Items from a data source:
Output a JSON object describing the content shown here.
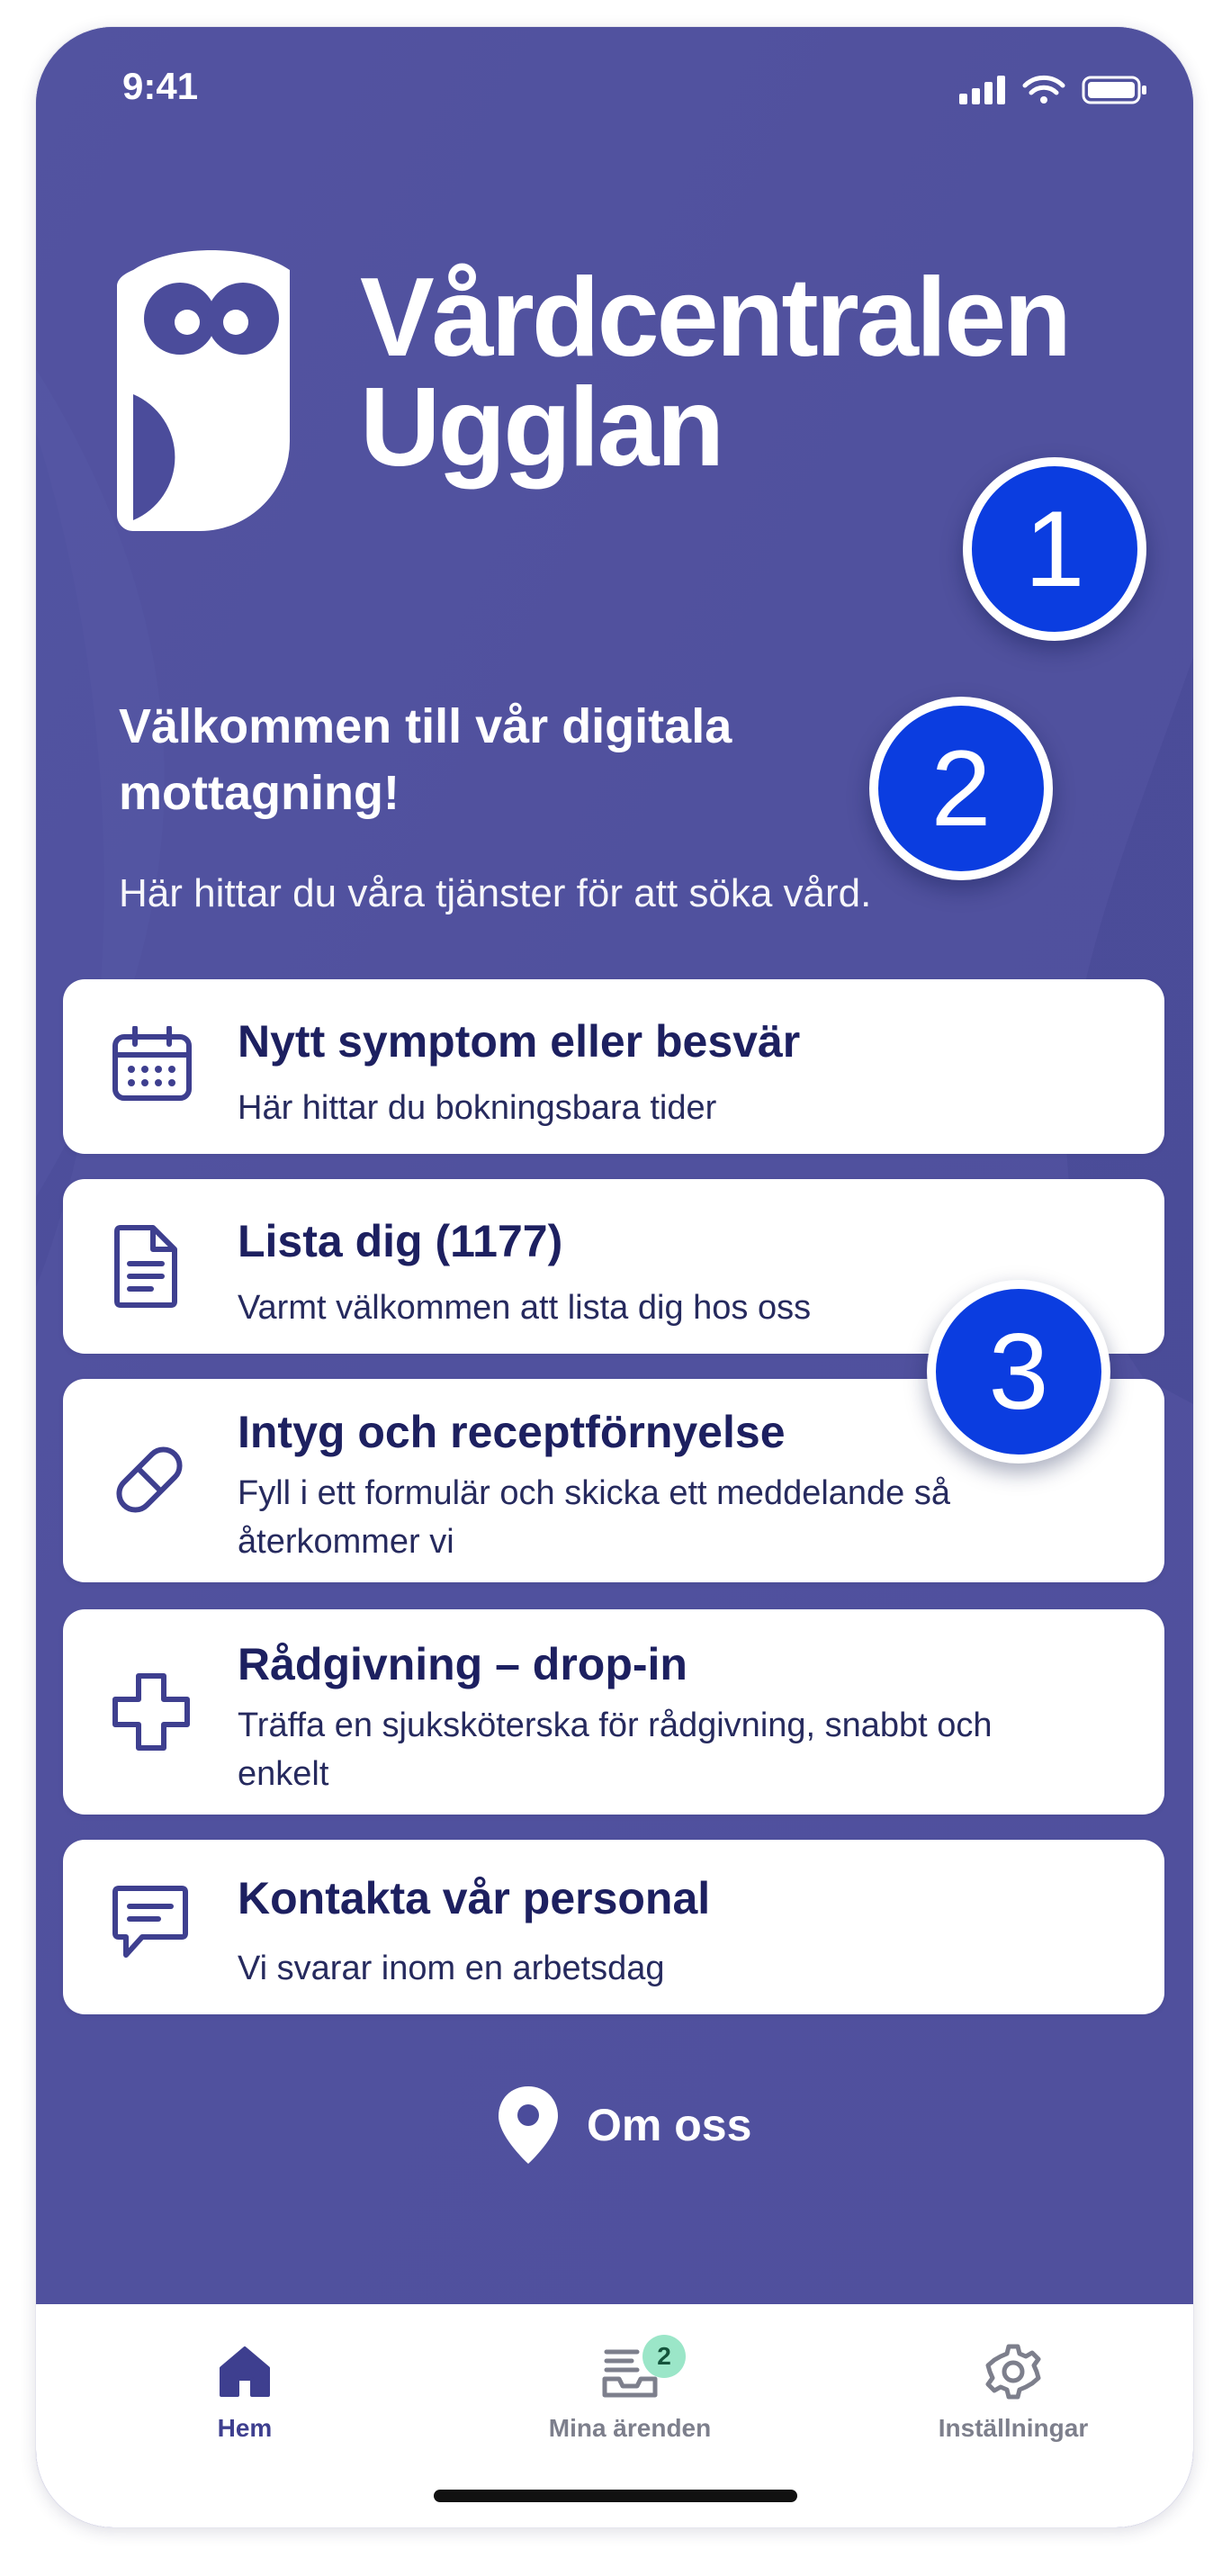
{
  "status_bar": {
    "time": "9:41"
  },
  "brand": {
    "line1": "Vårdcentralen",
    "line2": "Ugglan"
  },
  "markers": [
    "1",
    "2",
    "3"
  ],
  "welcome": {
    "title": "Välkommen till vår digitala mottagning!",
    "subtitle": "Här hittar du våra tjänster för att söka vård."
  },
  "services": [
    {
      "title": "Nytt symptom eller besvär",
      "description": "Här hittar du bokningsbara tider",
      "icon": "calendar-icon"
    },
    {
      "title": "Lista dig (1177)",
      "description": "Varmt välkommen att lista dig hos oss",
      "icon": "document-icon"
    },
    {
      "title": "Intyg och receptförnyelse",
      "description": "Fyll i ett formulär och skicka ett meddelande så återkommer vi",
      "icon": "pill-icon"
    },
    {
      "title": "Rådgivning – drop-in",
      "description": "Träffa en sjuksköterska för rådgivning, snabbt och enkelt",
      "icon": "plus-icon"
    },
    {
      "title": "Kontakta vår personal",
      "description": "Vi svarar inom en arbetsdag",
      "icon": "chat-icon"
    }
  ],
  "about": {
    "label": "Om oss",
    "icon": "location-pin-icon"
  },
  "tab_bar": {
    "tabs": [
      {
        "label": "Hem",
        "icon": "home-icon",
        "active": true
      },
      {
        "label": "Mina ärenden",
        "icon": "inbox-icon",
        "badge": "2"
      },
      {
        "label": "Inställningar",
        "icon": "gear-icon"
      }
    ]
  },
  "colors": {
    "background": "#4b4c9b",
    "card": "#ffffff",
    "text_dark": "#1d2060",
    "marker": "#0b3de0",
    "badge": "#9be6c8",
    "active_tab": "#3e3f8f",
    "inactive_tab": "#7d7f8c"
  }
}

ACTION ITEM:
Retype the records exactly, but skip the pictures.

OUTPUT OF THE EXERCISE:
Output a JSON object describing the content shown here.
{
  "status_bar": {
    "time": "9:41"
  },
  "brand": {
    "line1": "Vårdcentralen",
    "line2": "Ugglan"
  },
  "markers": [
    "1",
    "2",
    "3"
  ],
  "welcome": {
    "title": "Välkommen till vår digitala mottagning!",
    "subtitle": "Här hittar du våra tjänster för att söka vård."
  },
  "services": [
    {
      "title": "Nytt symptom eller besvär",
      "description": "Här hittar du bokningsbara tider",
      "icon": "calendar-icon"
    },
    {
      "title": "Lista dig (1177)",
      "description": "Varmt välkommen att lista dig hos oss",
      "icon": "document-icon"
    },
    {
      "title": "Intyg och receptförnyelse",
      "description": "Fyll i ett formulär och skicka ett meddelande så återkommer vi",
      "icon": "pill-icon"
    },
    {
      "title": "Rådgivning – drop-in",
      "description": "Träffa en sjuksköterska för rådgivning, snabbt och enkelt",
      "icon": "plus-icon"
    },
    {
      "title": "Kontakta vår personal",
      "description": "Vi svarar inom en arbetsdag",
      "icon": "chat-icon"
    }
  ],
  "about": {
    "label": "Om oss",
    "icon": "location-pin-icon"
  },
  "tab_bar": {
    "tabs": [
      {
        "label": "Hem",
        "icon": "home-icon",
        "active": true
      },
      {
        "label": "Mina ärenden",
        "icon": "inbox-icon",
        "badge": "2"
      },
      {
        "label": "Inställningar",
        "icon": "gear-icon"
      }
    ]
  },
  "colors": {
    "background": "#4b4c9b",
    "card": "#ffffff",
    "text_dark": "#1d2060",
    "marker": "#0b3de0",
    "badge": "#9be6c8",
    "active_tab": "#3e3f8f",
    "inactive_tab": "#7d7f8c"
  }
}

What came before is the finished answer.